WHAT YOU SHOULD DO | What you give back must match the records below exactly, apart from the pictures, which are omitted.

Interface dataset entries
######
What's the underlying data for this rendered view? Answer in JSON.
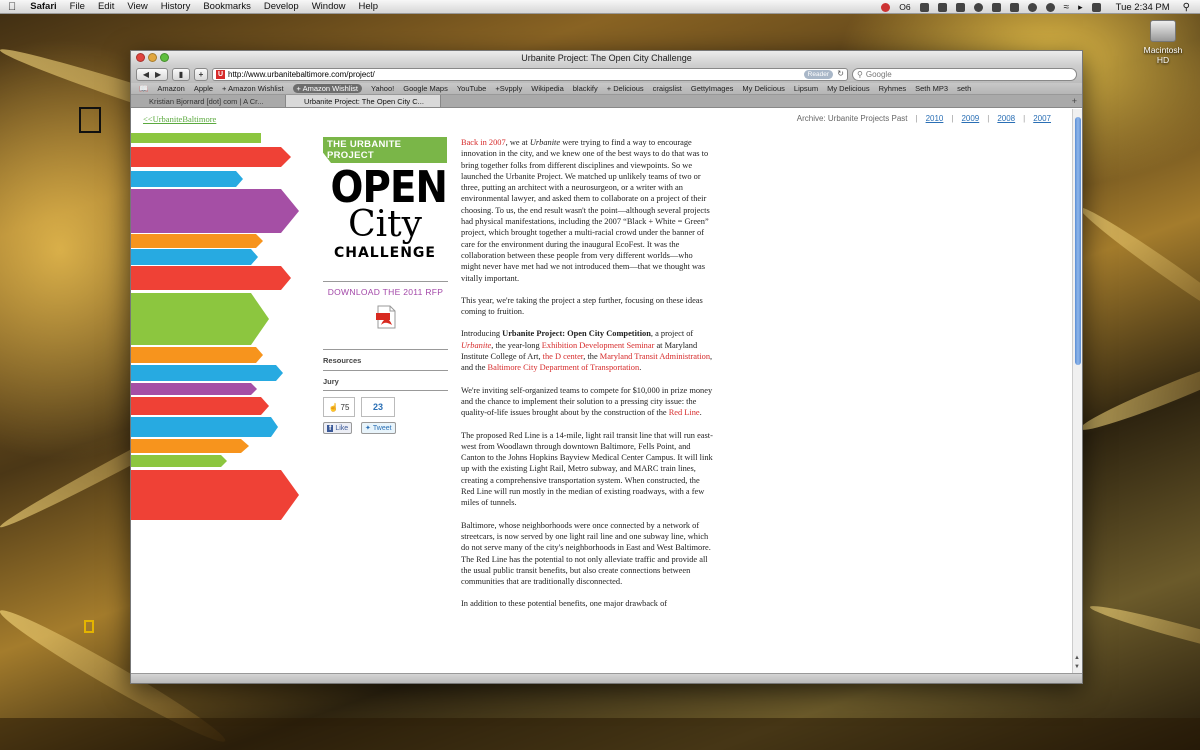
{
  "menubar": {
    "items": [
      "Safari",
      "File",
      "Edit",
      "View",
      "History",
      "Bookmarks",
      "Develop",
      "Window",
      "Help"
    ],
    "clock": "Tue 2:34 PM",
    "status_count": "O6"
  },
  "desktop": {
    "drive_label": "Macintosh HD"
  },
  "window": {
    "title": "Urbanite Project: The Open City Challenge",
    "url": "http://www.urbanitebaltimore.com/project/",
    "reader_label": "Reader",
    "search_placeholder": "Google",
    "bookmarks": [
      "Amazon",
      "Apple",
      "+ Amazon Wishlist",
      "+ Amazon Wishlist",
      "Yahoo!",
      "Google Maps",
      "YouTube",
      "+Svpply",
      "Wikipedia",
      "blackify",
      "+ Delicious",
      "craigslist",
      "GettyImages",
      "My Delicious",
      "Lipsum",
      "My Delicious",
      "Ryhmes",
      "Seth MP3",
      "seth"
    ],
    "tabs": [
      "Kristian Bjornard [dot] com | A Cr...",
      "Urbanite Project: The Open City C..."
    ]
  },
  "page": {
    "back_link": "<<UrbaniteBaltimore",
    "archive_label": "Archive: Urbanite Projects Past",
    "archive_years": [
      "2010",
      "2009",
      "2008",
      "2007"
    ],
    "logo": {
      "tag": "THE URBANITE PROJECT",
      "line1": "OPEN",
      "line2": "City",
      "line3": "CHALLENGE"
    },
    "download": "DOWNLOAD THE 2011 RFP",
    "resources": "Resources",
    "jury": "Jury",
    "like_count": "75",
    "tweet_count": "23",
    "like_label": "Like",
    "tweet_label": "Tweet",
    "colors": {
      "green": "#8cc63f",
      "red": "#ef4136",
      "blue": "#27aae1",
      "purple": "#a54fa5",
      "orange": "#f7941d"
    },
    "article": {
      "p1": [
        {
          "t": "Back in 2007",
          "c": "red"
        },
        {
          "t": ", we at "
        },
        {
          "t": "Urbanite",
          "c": "i"
        },
        {
          "t": " were trying to find a way to encourage innovation in the city, and we knew one of the best ways to do that was to bring together folks from different disciplines and viewpoints. So we launched the Urbanite Project. We matched up unlikely teams of two or three, putting an architect with a neurosurgeon, or a writer with an environmental lawyer, and asked them to collaborate on a project of their choosing. To us, the end result wasn't the point—although several projects had physical manifestations, including the 2007 “Black + White = Green” project, which brought together a multi-racial crowd under the banner of care for the environment during the inaugural EcoFest. It was the collaboration between these people from very different worlds—who might never have met had we not introduced them—that we thought was vitally important."
        }
      ],
      "p2": [
        {
          "t": "This year, we're taking the project a step further, focusing on these ideas coming to fruition."
        }
      ],
      "p3": [
        {
          "t": "Introducing "
        },
        {
          "t": "Urbanite Project: Open City Competition",
          "c": "b"
        },
        {
          "t": ", a project of "
        },
        {
          "t": "Urbanite",
          "c": "red i"
        },
        {
          "t": ", the year-long "
        },
        {
          "t": "Exhibition Development Seminar",
          "c": "red"
        },
        {
          "t": " at Maryland Institute College of Art, "
        },
        {
          "t": "the D center",
          "c": "red"
        },
        {
          "t": ", the "
        },
        {
          "t": "Maryland Transit Administration",
          "c": "red"
        },
        {
          "t": ", and the "
        },
        {
          "t": "Baltimore City Department of Transportation",
          "c": "red"
        },
        {
          "t": "."
        }
      ],
      "p4": [
        {
          "t": "We're inviting self-organized teams to compete for $10,000 in prize money and the chance to implement their solution to a pressing city issue: the quality-of-life issues brought about by the construction of the "
        },
        {
          "t": "Red Line",
          "c": "red"
        },
        {
          "t": "."
        }
      ],
      "p5": [
        {
          "t": "The proposed Red Line is a 14-mile, light rail transit line that will run east-west from Woodlawn through downtown Baltimore, Fells Point, and Canton to the Johns Hopkins Bayview Medical Center Campus. It will link up with the existing Light Rail, Metro subway, and MARC train lines, creating a comprehensive transportation system. When constructed, the Red Line will run mostly in the median of existing roadways, with a few miles of tunnels."
        }
      ],
      "p6": [
        {
          "t": "Baltimore, whose neighborhoods were once connected by a network of streetcars, is now served by one light rail line and one subway line, which do not serve many of the city's neighborhoods in East and West Baltimore. The Red Line has the potential to not only alleviate traffic and provide all the usual public transit benefits, but also create connections between communities that are traditionally disconnected."
        }
      ],
      "p7": [
        {
          "t": "In addition to these potential benefits, one major drawback of"
        }
      ]
    }
  }
}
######
RESPONSE BELOW |
What's the underlying data for this rendered view? Answer in JSON.
{
  "menubar": {
    "items": [
      "Safari",
      "File",
      "Edit",
      "View",
      "History",
      "Bookmarks",
      "Develop",
      "Window",
      "Help"
    ],
    "clock": "Tue 2:34 PM",
    "status_count": "O6"
  },
  "desktop": {
    "drive_label": "Macintosh HD"
  },
  "window": {
    "title": "Urbanite Project: The Open City Challenge",
    "url": "http://www.urbanitebaltimore.com/project/",
    "reader_label": "Reader",
    "search_placeholder": "Google",
    "bookmarks": [
      "Amazon",
      "Apple",
      "+ Amazon Wishlist",
      "+ Amazon Wishlist",
      "Yahoo!",
      "Google Maps",
      "YouTube",
      "+Svpply",
      "Wikipedia",
      "blackify",
      "+ Delicious",
      "craigslist",
      "GettyImages",
      "My Delicious",
      "Lipsum",
      "My Delicious",
      "Ryhmes",
      "Seth MP3",
      "seth"
    ],
    "tabs": [
      "Kristian Bjornard [dot] com | A Cr...",
      "Urbanite Project: The Open City C..."
    ]
  },
  "page": {
    "back_link": "<<UrbaniteBaltimore",
    "archive_label": "Archive: Urbanite Projects Past",
    "archive_years": [
      "2010",
      "2009",
      "2008",
      "2007"
    ],
    "logo": {
      "tag": "THE URBANITE PROJECT",
      "line1": "OPEN",
      "line2": "City",
      "line3": "CHALLENGE"
    },
    "download": "DOWNLOAD THE 2011 RFP",
    "resources": "Resources",
    "jury": "Jury",
    "like_count": "75",
    "tweet_count": "23",
    "like_label": "Like",
    "tweet_label": "Tweet",
    "colors": {
      "green": "#8cc63f",
      "red": "#ef4136",
      "blue": "#27aae1",
      "purple": "#a54fa5",
      "orange": "#f7941d"
    },
    "article": {
      "p1": [
        {
          "t": "Back in 2007",
          "c": "red"
        },
        {
          "t": ", we at "
        },
        {
          "t": "Urbanite",
          "c": "i"
        },
        {
          "t": " were trying to find a way to encourage innovation in the city, and we knew one of the best ways to do that was to bring together folks from different disciplines and viewpoints. So we launched the Urbanite Project. We matched up unlikely teams of two or three, putting an architect with a neurosurgeon, or a writer with an environmental lawyer, and asked them to collaborate on a project of their choosing. To us, the end result wasn't the point—although several projects had physical manifestations, including the 2007 “Black + White = Green” project, which brought together a multi-racial crowd under the banner of care for the environment during the inaugural EcoFest. It was the collaboration between these people from very different worlds—who might never have met had we not introduced them—that we thought was vitally important."
        }
      ],
      "p2": [
        {
          "t": "This year, we're taking the project a step further, focusing on these ideas coming to fruition."
        }
      ],
      "p3": [
        {
          "t": "Introducing "
        },
        {
          "t": "Urbanite Project: Open City Competition",
          "c": "b"
        },
        {
          "t": ", a project of "
        },
        {
          "t": "Urbanite",
          "c": "red i"
        },
        {
          "t": ", the year-long "
        },
        {
          "t": "Exhibition Development Seminar",
          "c": "red"
        },
        {
          "t": " at Maryland Institute College of Art, "
        },
        {
          "t": "the D center",
          "c": "red"
        },
        {
          "t": ", the "
        },
        {
          "t": "Maryland Transit Administration",
          "c": "red"
        },
        {
          "t": ", and the "
        },
        {
          "t": "Baltimore City Department of Transportation",
          "c": "red"
        },
        {
          "t": "."
        }
      ],
      "p4": [
        {
          "t": "We're inviting self-organized teams to compete for $10,000 in prize money and the chance to implement their solution to a pressing city issue: the quality-of-life issues brought about by the construction of the "
        },
        {
          "t": "Red Line",
          "c": "red"
        },
        {
          "t": "."
        }
      ],
      "p5": [
        {
          "t": "The proposed Red Line is a 14-mile, light rail transit line that will run east-west from Woodlawn through downtown Baltimore, Fells Point, and Canton to the Johns Hopkins Bayview Medical Center Campus. It will link up with the existing Light Rail, Metro subway, and MARC train lines, creating a comprehensive transportation system. When constructed, the Red Line will run mostly in the median of existing roadways, with a few miles of tunnels."
        }
      ],
      "p6": [
        {
          "t": "Baltimore, whose neighborhoods were once connected by a network of streetcars, is now served by one light rail line and one subway line, which do not serve many of the city's neighborhoods in East and West Baltimore. The Red Line has the potential to not only alleviate traffic and provide all the usual public transit benefits, but also create connections between communities that are traditionally disconnected."
        }
      ],
      "p7": [
        {
          "t": "In addition to these potential benefits, one major drawback of"
        }
      ]
    }
  }
}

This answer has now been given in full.